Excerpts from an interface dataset
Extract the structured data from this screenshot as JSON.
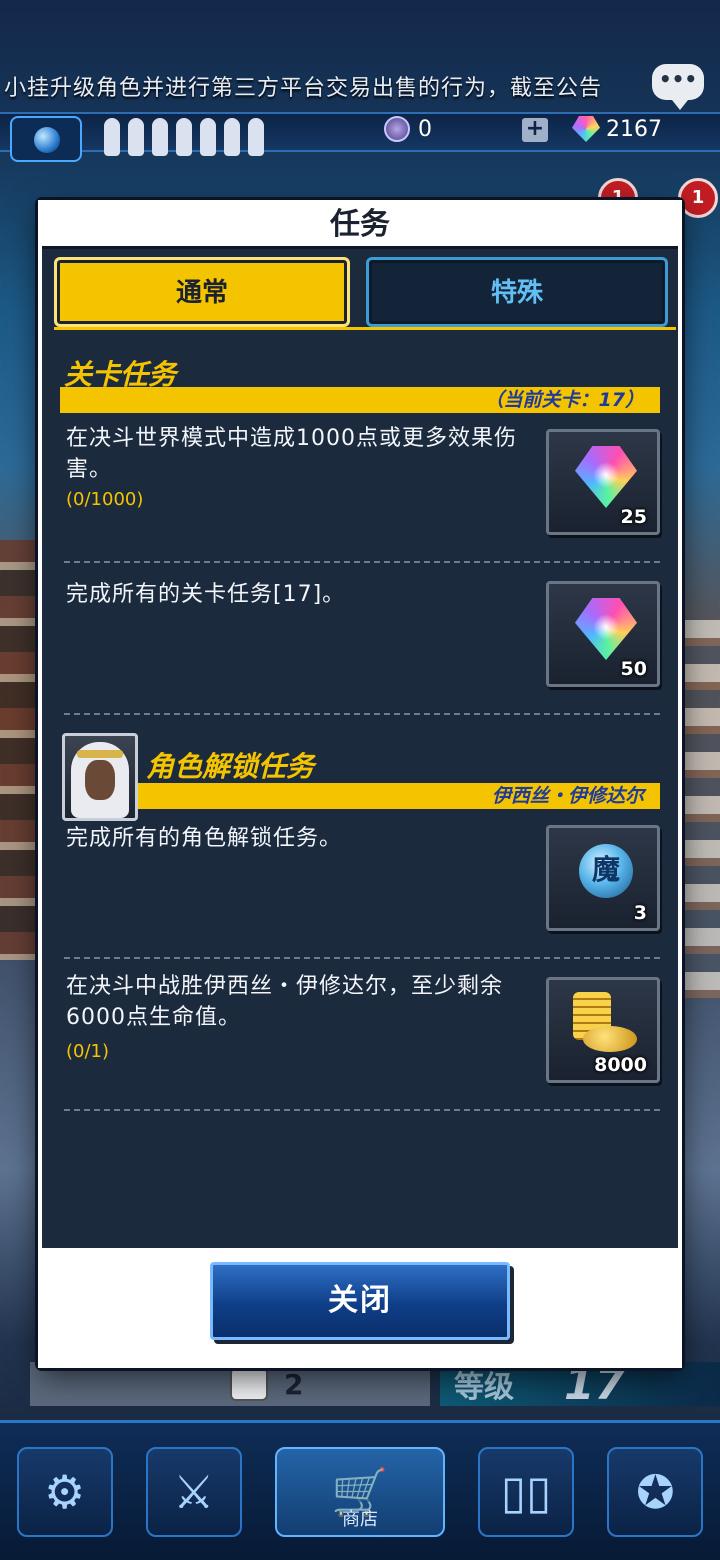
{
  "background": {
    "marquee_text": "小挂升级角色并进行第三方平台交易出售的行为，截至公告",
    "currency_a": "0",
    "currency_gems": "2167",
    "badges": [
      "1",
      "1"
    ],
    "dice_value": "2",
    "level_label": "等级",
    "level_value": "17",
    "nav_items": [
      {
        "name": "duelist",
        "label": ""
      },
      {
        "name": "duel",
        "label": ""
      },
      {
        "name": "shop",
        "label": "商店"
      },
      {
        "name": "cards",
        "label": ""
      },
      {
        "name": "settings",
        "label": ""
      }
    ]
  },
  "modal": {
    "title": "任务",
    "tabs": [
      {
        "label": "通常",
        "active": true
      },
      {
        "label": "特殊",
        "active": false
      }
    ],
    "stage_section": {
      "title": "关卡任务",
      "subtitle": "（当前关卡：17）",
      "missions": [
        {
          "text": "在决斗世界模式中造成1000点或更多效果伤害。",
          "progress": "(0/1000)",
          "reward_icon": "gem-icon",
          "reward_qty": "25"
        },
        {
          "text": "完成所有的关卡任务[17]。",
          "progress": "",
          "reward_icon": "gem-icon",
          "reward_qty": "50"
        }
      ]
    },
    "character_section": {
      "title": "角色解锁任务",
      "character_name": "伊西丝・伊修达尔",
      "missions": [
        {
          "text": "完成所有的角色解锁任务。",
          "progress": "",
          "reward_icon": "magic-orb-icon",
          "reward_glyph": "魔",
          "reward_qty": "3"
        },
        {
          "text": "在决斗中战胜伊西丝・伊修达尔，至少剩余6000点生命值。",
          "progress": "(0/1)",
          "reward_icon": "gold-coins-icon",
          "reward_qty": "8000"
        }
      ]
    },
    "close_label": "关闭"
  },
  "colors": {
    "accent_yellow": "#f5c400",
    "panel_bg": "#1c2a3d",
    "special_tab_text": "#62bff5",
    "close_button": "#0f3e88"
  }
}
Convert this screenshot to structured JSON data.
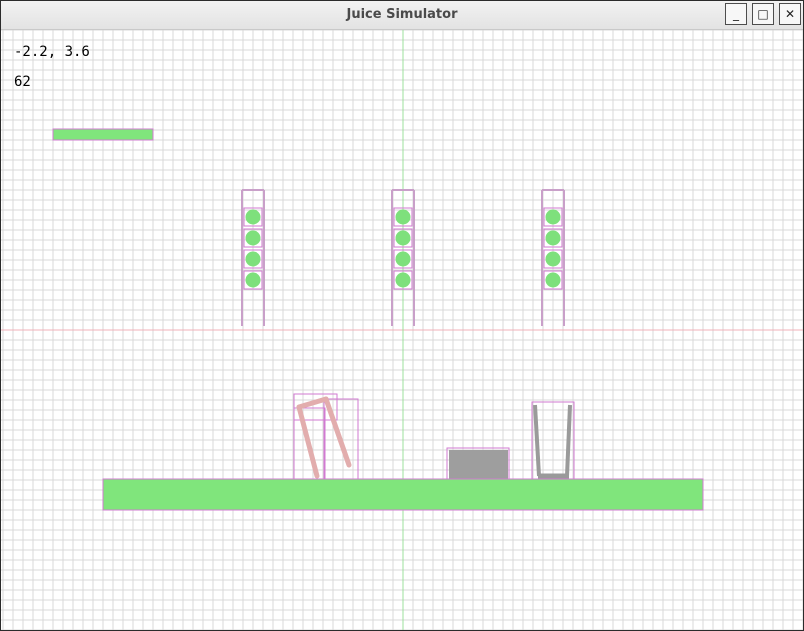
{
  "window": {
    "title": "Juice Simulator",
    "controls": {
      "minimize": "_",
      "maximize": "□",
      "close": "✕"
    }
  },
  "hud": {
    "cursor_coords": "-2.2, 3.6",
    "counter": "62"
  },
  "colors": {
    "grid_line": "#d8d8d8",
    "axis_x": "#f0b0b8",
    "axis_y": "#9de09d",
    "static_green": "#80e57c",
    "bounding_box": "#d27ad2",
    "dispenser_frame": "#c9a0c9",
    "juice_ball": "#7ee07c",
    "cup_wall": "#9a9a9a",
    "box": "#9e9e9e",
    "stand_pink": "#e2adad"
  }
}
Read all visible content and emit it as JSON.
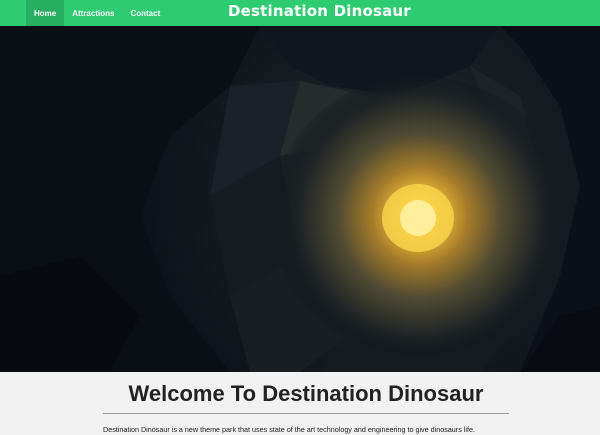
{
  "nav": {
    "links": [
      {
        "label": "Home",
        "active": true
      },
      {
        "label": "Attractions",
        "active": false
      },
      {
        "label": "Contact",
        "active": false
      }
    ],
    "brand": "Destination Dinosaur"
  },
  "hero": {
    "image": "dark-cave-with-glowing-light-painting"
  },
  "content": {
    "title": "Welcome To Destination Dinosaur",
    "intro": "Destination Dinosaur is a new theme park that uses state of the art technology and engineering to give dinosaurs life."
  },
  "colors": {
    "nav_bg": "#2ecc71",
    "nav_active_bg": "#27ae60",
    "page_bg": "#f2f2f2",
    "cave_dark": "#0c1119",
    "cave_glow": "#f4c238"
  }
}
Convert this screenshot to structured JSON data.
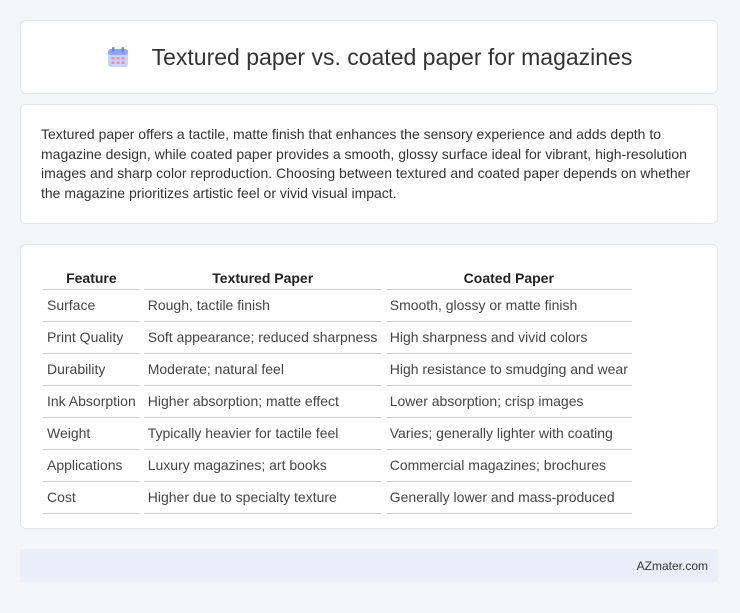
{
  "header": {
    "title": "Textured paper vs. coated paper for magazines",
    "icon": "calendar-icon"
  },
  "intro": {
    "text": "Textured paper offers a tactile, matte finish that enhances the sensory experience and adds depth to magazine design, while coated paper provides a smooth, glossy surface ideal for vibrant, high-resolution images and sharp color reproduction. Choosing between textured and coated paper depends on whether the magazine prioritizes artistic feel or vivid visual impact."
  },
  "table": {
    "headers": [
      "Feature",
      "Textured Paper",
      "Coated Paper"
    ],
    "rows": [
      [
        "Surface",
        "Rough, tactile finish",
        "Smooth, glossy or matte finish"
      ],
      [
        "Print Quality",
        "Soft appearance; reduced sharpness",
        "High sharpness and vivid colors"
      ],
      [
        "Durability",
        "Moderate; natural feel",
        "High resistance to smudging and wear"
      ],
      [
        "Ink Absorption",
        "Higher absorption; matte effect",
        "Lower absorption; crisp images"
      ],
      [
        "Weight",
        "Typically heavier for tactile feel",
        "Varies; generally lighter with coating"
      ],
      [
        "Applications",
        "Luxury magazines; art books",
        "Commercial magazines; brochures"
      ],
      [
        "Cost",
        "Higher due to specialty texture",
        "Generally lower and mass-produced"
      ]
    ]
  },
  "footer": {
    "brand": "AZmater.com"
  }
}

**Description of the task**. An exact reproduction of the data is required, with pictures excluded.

**Output of the exercise**.
Extract the structured data from this screenshot as JSON.
{
  "background": {
    "marquee_text": "小挂升级角色并进行第三方平台交易出售的行为，截至公告",
    "currency_a": "0",
    "currency_gems": "2167",
    "badges": [
      "1",
      "1"
    ],
    "dice_value": "2",
    "level_label": "等级",
    "level_value": "17",
    "nav_items": [
      {
        "name": "duelist",
        "label": ""
      },
      {
        "name": "duel",
        "label": ""
      },
      {
        "name": "shop",
        "label": "商店"
      },
      {
        "name": "cards",
        "label": ""
      },
      {
        "name": "settings",
        "label": ""
      }
    ]
  },
  "modal": {
    "title": "任务",
    "tabs": [
      {
        "label": "通常",
        "active": true
      },
      {
        "label": "特殊",
        "active": false
      }
    ],
    "stage_section": {
      "title": "关卡任务",
      "subtitle": "（当前关卡：17）",
      "missions": [
        {
          "text": "在决斗世界模式中造成1000点或更多效果伤害。",
          "progress": "(0/1000)",
          "reward_icon": "gem-icon",
          "reward_qty": "25"
        },
        {
          "text": "完成所有的关卡任务[17]。",
          "progress": "",
          "reward_icon": "gem-icon",
          "reward_qty": "50"
        }
      ]
    },
    "character_section": {
      "title": "角色解锁任务",
      "character_name": "伊西丝・伊修达尔",
      "missions": [
        {
          "text": "完成所有的角色解锁任务。",
          "progress": "",
          "reward_icon": "magic-orb-icon",
          "reward_glyph": "魔",
          "reward_qty": "3"
        },
        {
          "text": "在决斗中战胜伊西丝・伊修达尔，至少剩余6000点生命值。",
          "progress": "(0/1)",
          "reward_icon": "gold-coins-icon",
          "reward_qty": "8000"
        }
      ]
    },
    "close_label": "关闭"
  },
  "colors": {
    "accent_yellow": "#f5c400",
    "panel_bg": "#1c2a3d",
    "special_tab_text": "#62bff5",
    "close_button": "#0f3e88"
  }
}
Convert this screenshot to structured JSON data.
{
  "window": {
    "title": "Juice Simulator",
    "controls": {
      "minimize": "_",
      "maximize": "□",
      "close": "✕"
    }
  },
  "hud": {
    "cursor_coords": "-2.2, 3.6",
    "counter": "62"
  },
  "colors": {
    "grid_line": "#d8d8d8",
    "axis_x": "#f0b0b8",
    "axis_y": "#9de09d",
    "static_green": "#80e57c",
    "bounding_box": "#d27ad2",
    "dispenser_frame": "#c9a0c9",
    "juice_ball": "#7ee07c",
    "cup_wall": "#9a9a9a",
    "box": "#9e9e9e",
    "stand_pink": "#e2adad"
  }
}
Read all visible content and emit it as JSON.
{
  "nav": {
    "links": [
      {
        "label": "Home",
        "active": true
      },
      {
        "label": "Attractions",
        "active": false
      },
      {
        "label": "Contact",
        "active": false
      }
    ],
    "brand": "Destination Dinosaur"
  },
  "hero": {
    "image": "dark-cave-with-glowing-light-painting"
  },
  "content": {
    "title": "Welcome To Destination Dinosaur",
    "intro": "Destination Dinosaur is a new theme park that uses state of the art technology and engineering to give dinosaurs life."
  },
  "colors": {
    "nav_bg": "#2ecc71",
    "nav_active_bg": "#27ae60",
    "page_bg": "#f2f2f2",
    "cave_dark": "#0c1119",
    "cave_glow": "#f4c238"
  }
}
Convert this screenshot to structured JSON data.
{
  "header": {
    "title": "Textured paper vs. coated paper for magazines",
    "icon": "calendar-icon"
  },
  "intro": {
    "text": "Textured paper offers a tactile, matte finish that enhances the sensory experience and adds depth to magazine design, while coated paper provides a smooth, glossy surface ideal for vibrant, high-resolution images and sharp color reproduction. Choosing between textured and coated paper depends on whether the magazine prioritizes artistic feel or vivid visual impact."
  },
  "table": {
    "headers": [
      "Feature",
      "Textured Paper",
      "Coated Paper"
    ],
    "rows": [
      [
        "Surface",
        "Rough, tactile finish",
        "Smooth, glossy or matte finish"
      ],
      [
        "Print Quality",
        "Soft appearance; reduced sharpness",
        "High sharpness and vivid colors"
      ],
      [
        "Durability",
        "Moderate; natural feel",
        "High resistance to smudging and wear"
      ],
      [
        "Ink Absorption",
        "Higher absorption; matte effect",
        "Lower absorption; crisp images"
      ],
      [
        "Weight",
        "Typically heavier for tactile feel",
        "Varies; generally lighter with coating"
      ],
      [
        "Applications",
        "Luxury magazines; art books",
        "Commercial magazines; brochures"
      ],
      [
        "Cost",
        "Higher due to specialty texture",
        "Generally lower and mass-produced"
      ]
    ]
  },
  "footer": {
    "brand": "AZmater.com"
  }
}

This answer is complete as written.